Once up a time, I was told that cutting on a circular saw (specifically a table saw) should be done withe the speed at between 10, 000 to 18, 000 surface feet per minute (sfpm). I thought these were important numbers for blade life and quality of cut... until I figured out that some smaller saws are slower that that new. (Ask me if you want those and I'll post.)
Here is an online calculator to find and work with various data for circular saw blades: Circular Saw Feeds & Speeds Calculator
Then I found a few more: Circular Saw Calculator, Quad Sawbox, Twin, Feed Speed, Horsepower, Tooth Bite, Gullet Fill, Sawmill - Online Expos Circular Saw Horsepower Calculator!

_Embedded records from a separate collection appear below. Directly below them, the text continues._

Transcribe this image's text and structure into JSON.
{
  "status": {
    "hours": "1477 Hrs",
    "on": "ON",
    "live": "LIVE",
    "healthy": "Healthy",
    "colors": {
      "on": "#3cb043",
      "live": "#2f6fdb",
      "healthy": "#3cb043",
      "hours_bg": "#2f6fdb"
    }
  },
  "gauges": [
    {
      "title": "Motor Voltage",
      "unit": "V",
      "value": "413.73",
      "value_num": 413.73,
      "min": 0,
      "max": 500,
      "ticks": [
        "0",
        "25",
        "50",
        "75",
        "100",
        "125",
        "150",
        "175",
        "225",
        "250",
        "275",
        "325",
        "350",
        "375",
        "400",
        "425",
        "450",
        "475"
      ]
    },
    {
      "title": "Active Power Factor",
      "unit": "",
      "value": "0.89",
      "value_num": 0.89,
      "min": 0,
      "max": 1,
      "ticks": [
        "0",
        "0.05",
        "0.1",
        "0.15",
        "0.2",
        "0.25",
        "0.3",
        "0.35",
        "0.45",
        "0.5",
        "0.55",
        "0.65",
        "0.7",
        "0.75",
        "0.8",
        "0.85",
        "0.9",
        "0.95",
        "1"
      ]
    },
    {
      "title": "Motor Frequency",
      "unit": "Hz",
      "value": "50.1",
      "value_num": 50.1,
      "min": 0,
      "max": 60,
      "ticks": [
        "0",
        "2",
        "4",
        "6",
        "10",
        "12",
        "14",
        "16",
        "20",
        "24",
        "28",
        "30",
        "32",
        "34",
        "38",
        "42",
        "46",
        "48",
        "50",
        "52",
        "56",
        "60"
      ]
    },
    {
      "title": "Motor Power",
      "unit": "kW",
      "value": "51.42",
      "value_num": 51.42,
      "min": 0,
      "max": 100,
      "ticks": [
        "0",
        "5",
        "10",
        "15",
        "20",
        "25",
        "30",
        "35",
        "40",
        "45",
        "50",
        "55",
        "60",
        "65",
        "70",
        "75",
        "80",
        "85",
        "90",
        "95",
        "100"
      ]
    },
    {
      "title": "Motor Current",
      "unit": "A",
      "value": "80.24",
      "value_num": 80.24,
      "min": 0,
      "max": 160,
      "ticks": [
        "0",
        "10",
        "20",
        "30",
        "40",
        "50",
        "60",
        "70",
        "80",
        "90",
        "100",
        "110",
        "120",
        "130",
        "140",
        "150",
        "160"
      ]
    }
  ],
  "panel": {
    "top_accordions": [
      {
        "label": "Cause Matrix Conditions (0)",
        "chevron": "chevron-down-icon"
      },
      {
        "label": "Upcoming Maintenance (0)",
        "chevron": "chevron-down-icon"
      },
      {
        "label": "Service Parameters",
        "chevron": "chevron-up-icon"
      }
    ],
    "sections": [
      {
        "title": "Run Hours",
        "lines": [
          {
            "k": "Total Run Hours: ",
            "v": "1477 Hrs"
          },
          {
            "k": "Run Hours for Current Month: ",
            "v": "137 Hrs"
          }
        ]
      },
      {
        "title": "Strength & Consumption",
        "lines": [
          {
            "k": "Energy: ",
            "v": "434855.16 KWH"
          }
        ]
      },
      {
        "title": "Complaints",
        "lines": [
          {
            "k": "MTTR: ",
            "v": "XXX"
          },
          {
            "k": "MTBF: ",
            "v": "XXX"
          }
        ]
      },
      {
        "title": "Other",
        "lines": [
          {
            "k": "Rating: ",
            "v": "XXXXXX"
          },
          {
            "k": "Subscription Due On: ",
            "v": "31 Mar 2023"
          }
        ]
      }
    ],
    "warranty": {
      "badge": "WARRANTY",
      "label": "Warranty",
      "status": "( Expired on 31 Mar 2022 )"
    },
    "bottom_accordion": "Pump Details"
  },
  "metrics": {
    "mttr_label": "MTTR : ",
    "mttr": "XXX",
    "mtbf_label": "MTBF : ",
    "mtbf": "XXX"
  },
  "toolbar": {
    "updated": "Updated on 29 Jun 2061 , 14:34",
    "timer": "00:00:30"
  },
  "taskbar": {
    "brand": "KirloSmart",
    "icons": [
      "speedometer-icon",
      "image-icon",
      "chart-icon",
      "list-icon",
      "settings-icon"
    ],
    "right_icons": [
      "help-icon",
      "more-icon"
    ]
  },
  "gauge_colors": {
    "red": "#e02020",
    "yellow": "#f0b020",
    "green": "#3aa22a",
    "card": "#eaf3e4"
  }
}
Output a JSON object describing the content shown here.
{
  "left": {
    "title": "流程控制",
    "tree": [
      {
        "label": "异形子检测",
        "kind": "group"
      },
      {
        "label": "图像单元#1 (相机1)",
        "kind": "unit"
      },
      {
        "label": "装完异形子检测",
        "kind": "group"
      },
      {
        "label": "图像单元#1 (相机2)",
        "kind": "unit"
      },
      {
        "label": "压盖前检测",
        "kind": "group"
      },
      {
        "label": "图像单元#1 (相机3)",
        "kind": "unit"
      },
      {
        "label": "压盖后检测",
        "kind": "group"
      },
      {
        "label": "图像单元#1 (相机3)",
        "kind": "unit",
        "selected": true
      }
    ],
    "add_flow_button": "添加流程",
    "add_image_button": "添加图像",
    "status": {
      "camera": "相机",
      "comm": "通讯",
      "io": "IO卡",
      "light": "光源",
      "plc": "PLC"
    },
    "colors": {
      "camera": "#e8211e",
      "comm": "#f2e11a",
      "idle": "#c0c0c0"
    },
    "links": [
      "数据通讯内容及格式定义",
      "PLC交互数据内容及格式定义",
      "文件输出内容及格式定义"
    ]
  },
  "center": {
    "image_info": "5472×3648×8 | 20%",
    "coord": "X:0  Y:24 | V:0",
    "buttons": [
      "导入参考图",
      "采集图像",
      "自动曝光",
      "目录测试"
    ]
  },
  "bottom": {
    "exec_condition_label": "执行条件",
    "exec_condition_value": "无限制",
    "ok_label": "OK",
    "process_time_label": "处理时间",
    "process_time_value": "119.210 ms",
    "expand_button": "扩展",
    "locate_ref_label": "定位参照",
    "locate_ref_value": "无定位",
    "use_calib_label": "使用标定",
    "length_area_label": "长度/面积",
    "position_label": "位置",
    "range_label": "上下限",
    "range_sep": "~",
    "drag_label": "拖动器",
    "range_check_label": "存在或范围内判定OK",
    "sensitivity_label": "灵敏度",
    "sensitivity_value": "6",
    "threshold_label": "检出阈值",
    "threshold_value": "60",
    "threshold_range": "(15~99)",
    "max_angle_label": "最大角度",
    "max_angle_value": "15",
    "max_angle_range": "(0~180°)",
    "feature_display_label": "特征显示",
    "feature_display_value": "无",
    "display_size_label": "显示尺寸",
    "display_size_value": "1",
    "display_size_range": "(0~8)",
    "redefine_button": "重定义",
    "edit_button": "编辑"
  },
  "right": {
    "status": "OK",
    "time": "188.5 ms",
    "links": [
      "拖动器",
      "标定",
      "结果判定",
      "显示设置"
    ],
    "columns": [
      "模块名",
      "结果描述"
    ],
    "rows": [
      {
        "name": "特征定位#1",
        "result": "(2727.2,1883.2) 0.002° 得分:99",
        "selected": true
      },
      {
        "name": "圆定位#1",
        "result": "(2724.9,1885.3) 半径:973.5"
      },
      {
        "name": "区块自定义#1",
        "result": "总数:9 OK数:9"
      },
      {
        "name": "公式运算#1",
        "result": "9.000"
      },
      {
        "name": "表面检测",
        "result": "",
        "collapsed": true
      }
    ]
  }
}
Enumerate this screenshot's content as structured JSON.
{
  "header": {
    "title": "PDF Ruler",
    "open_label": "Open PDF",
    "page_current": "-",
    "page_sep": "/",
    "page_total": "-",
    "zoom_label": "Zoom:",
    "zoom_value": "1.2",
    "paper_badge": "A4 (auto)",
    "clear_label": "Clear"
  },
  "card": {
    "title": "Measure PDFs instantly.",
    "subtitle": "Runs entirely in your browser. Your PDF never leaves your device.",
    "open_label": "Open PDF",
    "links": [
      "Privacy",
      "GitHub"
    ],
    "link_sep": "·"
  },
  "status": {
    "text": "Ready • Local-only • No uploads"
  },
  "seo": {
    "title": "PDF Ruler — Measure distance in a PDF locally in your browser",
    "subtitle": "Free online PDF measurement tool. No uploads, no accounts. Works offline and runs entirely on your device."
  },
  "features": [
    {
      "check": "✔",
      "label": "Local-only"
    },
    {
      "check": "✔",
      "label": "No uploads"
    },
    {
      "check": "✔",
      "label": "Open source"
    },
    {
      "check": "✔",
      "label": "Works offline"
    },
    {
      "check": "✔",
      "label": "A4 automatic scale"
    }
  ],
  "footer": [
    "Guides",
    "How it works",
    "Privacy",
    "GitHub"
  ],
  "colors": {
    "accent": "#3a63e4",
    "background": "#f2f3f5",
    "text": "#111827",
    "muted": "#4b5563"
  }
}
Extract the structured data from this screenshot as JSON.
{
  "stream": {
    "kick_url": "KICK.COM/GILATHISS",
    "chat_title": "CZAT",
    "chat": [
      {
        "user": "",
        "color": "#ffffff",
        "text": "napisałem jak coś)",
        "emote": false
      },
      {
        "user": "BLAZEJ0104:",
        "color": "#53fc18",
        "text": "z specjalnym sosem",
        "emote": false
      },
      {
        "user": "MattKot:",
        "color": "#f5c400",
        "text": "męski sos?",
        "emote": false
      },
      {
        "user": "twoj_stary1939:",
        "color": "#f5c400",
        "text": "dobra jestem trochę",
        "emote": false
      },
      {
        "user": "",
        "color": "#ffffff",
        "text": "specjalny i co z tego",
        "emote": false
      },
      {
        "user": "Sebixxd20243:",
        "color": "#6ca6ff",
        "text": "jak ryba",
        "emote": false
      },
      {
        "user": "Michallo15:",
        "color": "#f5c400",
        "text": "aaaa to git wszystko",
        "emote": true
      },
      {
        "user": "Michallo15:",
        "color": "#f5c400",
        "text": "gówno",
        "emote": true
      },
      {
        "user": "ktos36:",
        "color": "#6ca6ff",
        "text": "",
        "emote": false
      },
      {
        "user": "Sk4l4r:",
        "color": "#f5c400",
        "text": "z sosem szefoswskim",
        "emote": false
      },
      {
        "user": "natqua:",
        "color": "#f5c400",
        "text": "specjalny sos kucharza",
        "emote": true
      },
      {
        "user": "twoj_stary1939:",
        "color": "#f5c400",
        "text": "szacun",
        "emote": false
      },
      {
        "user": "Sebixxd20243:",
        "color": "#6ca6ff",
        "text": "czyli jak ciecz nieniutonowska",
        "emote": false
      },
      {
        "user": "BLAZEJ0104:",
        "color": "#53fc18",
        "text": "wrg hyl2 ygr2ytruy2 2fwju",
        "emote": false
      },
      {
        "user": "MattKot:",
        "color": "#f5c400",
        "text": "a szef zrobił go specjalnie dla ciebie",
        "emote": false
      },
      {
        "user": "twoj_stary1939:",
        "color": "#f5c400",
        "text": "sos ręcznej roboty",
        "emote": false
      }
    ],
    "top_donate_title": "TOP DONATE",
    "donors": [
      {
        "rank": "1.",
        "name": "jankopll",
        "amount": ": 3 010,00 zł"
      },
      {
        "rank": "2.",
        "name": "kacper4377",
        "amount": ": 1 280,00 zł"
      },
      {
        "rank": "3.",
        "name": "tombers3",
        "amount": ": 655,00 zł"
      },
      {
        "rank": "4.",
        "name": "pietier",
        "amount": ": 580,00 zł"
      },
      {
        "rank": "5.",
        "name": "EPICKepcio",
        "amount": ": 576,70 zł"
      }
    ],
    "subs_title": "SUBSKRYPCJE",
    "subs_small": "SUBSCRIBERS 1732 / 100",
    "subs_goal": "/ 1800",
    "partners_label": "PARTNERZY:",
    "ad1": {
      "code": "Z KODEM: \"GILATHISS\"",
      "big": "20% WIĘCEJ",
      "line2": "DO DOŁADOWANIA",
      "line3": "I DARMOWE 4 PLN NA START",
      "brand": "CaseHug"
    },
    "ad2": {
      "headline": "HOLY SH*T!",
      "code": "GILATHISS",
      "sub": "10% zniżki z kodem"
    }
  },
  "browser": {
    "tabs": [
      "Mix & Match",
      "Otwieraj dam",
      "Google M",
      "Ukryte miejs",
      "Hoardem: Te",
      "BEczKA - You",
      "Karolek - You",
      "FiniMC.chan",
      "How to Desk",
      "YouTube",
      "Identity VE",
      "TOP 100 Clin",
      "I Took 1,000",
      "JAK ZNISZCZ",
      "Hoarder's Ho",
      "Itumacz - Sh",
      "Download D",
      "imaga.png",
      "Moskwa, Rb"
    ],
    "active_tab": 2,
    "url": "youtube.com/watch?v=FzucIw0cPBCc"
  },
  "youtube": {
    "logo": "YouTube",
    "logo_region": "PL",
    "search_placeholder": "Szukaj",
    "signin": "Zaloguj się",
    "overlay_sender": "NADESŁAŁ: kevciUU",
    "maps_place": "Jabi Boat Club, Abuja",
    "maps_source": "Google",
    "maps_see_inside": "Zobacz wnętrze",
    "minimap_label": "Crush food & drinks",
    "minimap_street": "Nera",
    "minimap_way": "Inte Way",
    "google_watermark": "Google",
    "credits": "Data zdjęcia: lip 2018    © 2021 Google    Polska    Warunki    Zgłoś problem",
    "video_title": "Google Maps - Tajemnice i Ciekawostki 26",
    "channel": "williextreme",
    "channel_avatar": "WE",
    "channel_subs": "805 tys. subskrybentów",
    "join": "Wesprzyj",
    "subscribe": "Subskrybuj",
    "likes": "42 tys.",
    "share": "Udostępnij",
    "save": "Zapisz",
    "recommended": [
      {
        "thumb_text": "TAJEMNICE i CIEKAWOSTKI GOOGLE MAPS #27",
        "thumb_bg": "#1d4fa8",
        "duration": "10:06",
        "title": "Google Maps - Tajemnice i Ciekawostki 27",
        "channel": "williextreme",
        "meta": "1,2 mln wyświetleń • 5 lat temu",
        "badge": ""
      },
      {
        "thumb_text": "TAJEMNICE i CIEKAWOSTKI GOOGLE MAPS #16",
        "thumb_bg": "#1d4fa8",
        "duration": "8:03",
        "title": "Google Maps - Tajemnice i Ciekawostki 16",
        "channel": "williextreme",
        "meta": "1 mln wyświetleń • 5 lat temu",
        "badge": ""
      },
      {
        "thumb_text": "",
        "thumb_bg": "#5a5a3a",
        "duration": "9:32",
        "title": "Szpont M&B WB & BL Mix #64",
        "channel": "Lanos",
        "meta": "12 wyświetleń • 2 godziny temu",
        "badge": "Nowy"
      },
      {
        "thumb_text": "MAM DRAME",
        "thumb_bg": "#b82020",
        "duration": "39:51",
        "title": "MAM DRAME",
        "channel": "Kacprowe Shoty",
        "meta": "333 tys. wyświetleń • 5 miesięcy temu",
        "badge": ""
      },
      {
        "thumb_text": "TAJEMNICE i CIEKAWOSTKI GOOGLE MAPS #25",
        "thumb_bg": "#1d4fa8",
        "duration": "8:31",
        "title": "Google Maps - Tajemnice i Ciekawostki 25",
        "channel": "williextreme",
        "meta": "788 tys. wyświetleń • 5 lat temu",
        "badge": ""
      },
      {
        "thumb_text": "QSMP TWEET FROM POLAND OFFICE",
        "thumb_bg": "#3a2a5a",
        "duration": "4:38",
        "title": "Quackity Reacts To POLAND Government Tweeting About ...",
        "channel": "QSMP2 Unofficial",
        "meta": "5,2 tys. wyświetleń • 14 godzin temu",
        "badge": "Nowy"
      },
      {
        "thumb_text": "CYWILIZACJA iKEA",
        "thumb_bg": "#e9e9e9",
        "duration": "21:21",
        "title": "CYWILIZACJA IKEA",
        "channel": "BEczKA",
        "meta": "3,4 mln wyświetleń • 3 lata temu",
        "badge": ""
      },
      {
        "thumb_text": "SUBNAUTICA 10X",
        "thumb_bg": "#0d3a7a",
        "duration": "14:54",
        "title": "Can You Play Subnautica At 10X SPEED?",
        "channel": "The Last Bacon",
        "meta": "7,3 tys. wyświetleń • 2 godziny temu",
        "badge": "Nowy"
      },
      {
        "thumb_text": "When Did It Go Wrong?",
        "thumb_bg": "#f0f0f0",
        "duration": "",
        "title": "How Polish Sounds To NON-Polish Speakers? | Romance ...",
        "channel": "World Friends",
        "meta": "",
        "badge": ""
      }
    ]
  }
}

Note-- please realize that the blade motor RPM, is not the arbor RPM... unless the pulleys between them are the saem size, 1:1. Usually, they are different in size.
Actually, I found these while looking for something to figure out the feed rate of... which should use the rpm, diameter, teeth per, gullet area... which then would affect depth of cut... and feed rate. Still looking for those formulas, which should be available for CNC TS'es...Rip, Edger and Gang saws. What I've found so far on that is something like this:
The feed speed V, [m/min] is the speed of the forward feed movement of the workpiece or of the tool. The feed speed is proportional to the feed per tooth fz and is essentially responsible for the quantitative output. It is calculated by the formula: Vf = fz × n × z/1000 [m/min]
Vf = Feed speed [m/min]
fz = Feed per tooth [mm]
n = Revolutions per minute [min 1]
z = Number of cutting edges/teeth
When machining solid wood feed speeds range from 1 – 220 m/min (3.3 - 723 ft/min) with a highest frequency of occurrence in the range 5 – 25 m/min. (16 - 82 ft/min.) High feed speeds require large technical expenditure on tool construction, machine design, workpiece guidance, power demand etc... But there's another one out there that takes into consideration how much waste the gullet has to carry away and the chip load of the teeth on various density materials...